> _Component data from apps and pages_
BEGIN

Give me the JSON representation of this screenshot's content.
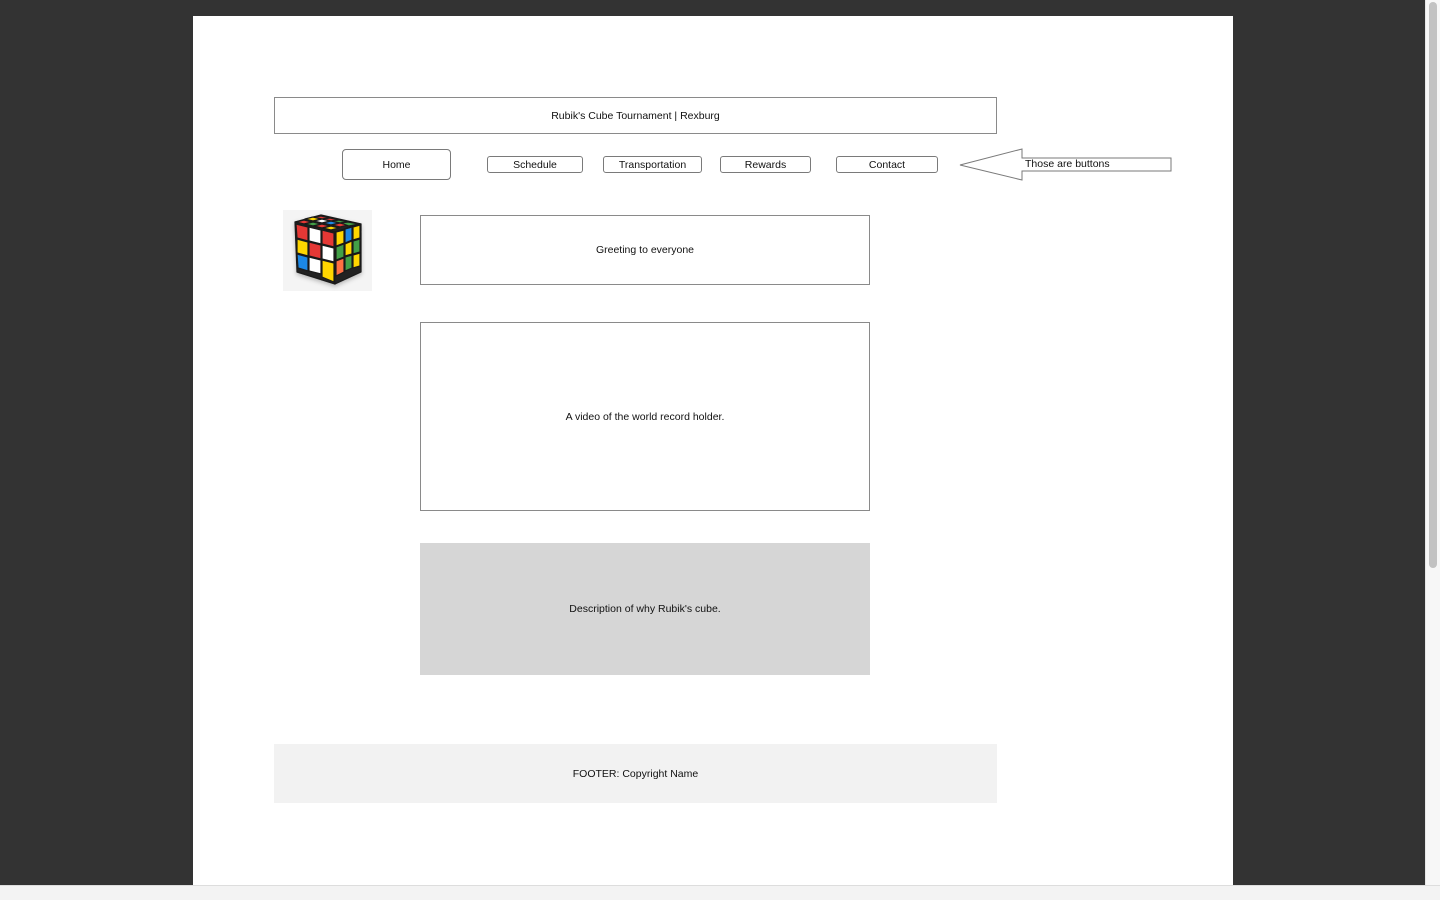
{
  "header": {
    "title": "Rubik's Cube Tournament | Rexburg"
  },
  "nav": {
    "items": [
      {
        "label": "Home"
      },
      {
        "label": "Schedule"
      },
      {
        "label": "Transportation"
      },
      {
        "label": "Rewards"
      },
      {
        "label": "Contact"
      }
    ],
    "callout": "Those are buttons"
  },
  "main": {
    "greeting": "Greeting to everyone",
    "video": "A video of the world record holder.",
    "description": "Description of why Rubik's cube."
  },
  "footer": {
    "text": "FOOTER: Copyright Name"
  },
  "colors": {
    "background": "#333333",
    "page": "#ffffff",
    "description_box": "#d6d6d6",
    "footer_box": "#f2f2f2"
  },
  "logo": {
    "icon": "rubiks-cube-icon"
  }
}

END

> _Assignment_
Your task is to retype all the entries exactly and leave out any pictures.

> _Response area_
Give me the JSON representation of this screenshot's content.
{
  "header": {
    "title": "Rubik's Cube Tournament | Rexburg"
  },
  "nav": {
    "items": [
      {
        "label": "Home"
      },
      {
        "label": "Schedule"
      },
      {
        "label": "Transportation"
      },
      {
        "label": "Rewards"
      },
      {
        "label": "Contact"
      }
    ],
    "callout": "Those are buttons"
  },
  "main": {
    "greeting": "Greeting to everyone",
    "video": "A video of the world record holder.",
    "description": "Description of why Rubik's cube."
  },
  "footer": {
    "text": "FOOTER: Copyright Name"
  },
  "colors": {
    "background": "#333333",
    "page": "#ffffff",
    "description_box": "#d6d6d6",
    "footer_box": "#f2f2f2"
  },
  "logo": {
    "icon": "rubiks-cube-icon"
  }
}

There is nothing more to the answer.